The historical origins of Irish Travellers as a distinct group is still unknown It continues to be the subject of academic and popular debate. Research has been complicated by the fact that the group appears to have no written records of its own.

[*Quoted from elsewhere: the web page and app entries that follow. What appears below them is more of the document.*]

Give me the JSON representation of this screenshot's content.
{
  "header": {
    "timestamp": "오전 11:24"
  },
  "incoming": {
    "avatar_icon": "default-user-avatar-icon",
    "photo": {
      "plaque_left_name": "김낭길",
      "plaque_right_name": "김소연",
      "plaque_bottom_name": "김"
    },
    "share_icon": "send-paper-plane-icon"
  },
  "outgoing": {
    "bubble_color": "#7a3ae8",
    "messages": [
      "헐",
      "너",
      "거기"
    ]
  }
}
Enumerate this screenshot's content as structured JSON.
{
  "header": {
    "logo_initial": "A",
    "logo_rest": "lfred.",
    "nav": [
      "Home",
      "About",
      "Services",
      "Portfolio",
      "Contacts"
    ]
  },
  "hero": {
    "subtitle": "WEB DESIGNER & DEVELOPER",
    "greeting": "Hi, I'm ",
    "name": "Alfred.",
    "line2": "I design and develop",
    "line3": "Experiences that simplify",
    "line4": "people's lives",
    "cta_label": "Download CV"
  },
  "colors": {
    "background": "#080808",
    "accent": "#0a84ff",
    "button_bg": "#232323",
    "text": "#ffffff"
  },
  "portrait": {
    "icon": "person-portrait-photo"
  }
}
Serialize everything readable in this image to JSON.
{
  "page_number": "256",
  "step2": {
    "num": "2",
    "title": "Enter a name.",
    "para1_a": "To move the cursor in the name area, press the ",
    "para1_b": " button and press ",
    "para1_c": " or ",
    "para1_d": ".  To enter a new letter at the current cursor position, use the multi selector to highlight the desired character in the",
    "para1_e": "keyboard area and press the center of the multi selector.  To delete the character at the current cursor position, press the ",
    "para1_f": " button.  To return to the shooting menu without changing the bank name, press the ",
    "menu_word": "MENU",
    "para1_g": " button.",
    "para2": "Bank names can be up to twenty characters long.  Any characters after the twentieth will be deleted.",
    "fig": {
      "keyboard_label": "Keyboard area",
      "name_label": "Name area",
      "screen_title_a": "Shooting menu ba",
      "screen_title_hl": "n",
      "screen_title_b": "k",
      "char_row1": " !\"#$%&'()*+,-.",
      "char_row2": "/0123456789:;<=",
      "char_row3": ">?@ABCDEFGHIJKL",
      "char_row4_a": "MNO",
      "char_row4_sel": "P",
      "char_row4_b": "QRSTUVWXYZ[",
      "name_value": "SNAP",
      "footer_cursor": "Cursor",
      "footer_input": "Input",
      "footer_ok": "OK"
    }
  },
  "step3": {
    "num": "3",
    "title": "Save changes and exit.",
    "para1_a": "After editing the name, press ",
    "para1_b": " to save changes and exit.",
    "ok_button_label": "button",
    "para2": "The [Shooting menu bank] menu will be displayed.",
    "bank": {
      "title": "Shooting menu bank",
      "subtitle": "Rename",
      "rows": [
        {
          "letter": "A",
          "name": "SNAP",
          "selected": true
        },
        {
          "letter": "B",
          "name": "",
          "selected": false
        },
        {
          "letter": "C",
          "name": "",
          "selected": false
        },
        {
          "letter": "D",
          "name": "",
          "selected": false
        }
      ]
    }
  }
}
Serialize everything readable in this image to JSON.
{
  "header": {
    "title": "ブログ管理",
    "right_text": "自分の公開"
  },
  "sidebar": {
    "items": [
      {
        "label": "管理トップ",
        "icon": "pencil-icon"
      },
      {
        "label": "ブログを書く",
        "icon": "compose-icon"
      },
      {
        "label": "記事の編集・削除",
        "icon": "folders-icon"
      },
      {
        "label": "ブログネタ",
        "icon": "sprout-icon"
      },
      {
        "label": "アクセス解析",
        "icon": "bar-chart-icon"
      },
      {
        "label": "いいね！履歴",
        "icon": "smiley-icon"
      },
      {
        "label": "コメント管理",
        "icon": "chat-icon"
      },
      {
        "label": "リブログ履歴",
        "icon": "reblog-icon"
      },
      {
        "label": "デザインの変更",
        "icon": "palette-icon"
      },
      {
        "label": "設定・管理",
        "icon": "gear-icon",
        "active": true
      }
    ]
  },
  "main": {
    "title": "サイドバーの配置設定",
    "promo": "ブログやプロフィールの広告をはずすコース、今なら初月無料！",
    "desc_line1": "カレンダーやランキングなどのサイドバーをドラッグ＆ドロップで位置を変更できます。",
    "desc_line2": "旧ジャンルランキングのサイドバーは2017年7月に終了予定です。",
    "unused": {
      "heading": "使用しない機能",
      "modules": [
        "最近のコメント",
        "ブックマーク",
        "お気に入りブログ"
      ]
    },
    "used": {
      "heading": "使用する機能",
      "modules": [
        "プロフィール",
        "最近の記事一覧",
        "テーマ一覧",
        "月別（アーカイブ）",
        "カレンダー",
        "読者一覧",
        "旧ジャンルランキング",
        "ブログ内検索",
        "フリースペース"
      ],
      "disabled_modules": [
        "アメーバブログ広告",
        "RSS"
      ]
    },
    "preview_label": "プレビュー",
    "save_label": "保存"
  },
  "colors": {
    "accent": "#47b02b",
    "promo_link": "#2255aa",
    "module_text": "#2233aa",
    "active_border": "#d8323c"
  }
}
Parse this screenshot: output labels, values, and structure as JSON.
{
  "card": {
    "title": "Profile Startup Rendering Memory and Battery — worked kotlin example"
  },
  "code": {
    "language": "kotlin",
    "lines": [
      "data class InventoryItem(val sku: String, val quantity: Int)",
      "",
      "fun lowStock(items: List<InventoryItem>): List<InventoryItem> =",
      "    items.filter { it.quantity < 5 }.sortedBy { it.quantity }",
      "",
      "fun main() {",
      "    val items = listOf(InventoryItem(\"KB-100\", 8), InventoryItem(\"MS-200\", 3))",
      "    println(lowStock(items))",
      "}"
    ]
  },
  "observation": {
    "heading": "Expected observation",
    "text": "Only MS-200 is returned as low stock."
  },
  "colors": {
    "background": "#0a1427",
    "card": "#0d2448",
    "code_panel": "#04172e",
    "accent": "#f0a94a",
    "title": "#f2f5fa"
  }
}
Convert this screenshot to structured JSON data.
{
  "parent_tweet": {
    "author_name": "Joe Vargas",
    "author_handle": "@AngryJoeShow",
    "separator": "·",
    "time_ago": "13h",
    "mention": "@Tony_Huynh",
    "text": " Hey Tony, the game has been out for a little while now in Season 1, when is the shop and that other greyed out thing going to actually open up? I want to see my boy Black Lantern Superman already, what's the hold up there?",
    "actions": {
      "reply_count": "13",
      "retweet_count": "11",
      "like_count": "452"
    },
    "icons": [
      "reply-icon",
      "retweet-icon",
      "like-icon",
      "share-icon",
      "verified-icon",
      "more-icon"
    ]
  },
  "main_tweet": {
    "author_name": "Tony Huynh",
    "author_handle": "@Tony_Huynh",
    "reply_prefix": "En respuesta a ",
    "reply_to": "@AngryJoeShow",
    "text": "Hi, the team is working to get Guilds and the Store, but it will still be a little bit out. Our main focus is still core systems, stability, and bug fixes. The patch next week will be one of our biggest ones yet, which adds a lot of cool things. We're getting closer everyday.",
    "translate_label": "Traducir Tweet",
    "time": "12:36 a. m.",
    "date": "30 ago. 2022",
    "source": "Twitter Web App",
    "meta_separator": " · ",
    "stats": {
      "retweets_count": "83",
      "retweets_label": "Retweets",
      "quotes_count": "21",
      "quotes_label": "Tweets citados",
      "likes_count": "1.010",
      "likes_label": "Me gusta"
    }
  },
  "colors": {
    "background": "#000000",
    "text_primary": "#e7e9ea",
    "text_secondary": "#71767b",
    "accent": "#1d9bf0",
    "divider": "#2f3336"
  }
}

Deeper documentation of Shelta and the Travellers dates to the 1830s, but knowledge of Irish Travellers has been seen from the 1100s, as well as the 1500s-1800s. Many decrees against begging in England were directed at Travellers, passed by King Edward VI around 1551. One such decree was the “Acte for tynckers and pedlers”The identity of Irish Travellers resembles other itinerant communities, some aspects being self-employment, family networks, birth, marriage, and burial rituals, taboos and folklore. Because they worked with metal, Travellers had to travel throughout Ireland and work on making various items such as ornaments, jewellery and horse harnesses to make a living. As a result, by 1175, they were referred to as “tinkler,” “tynkere,” or Tinkers, as well as Gypsies, all of which are derogative names to refer to their itinerant way of life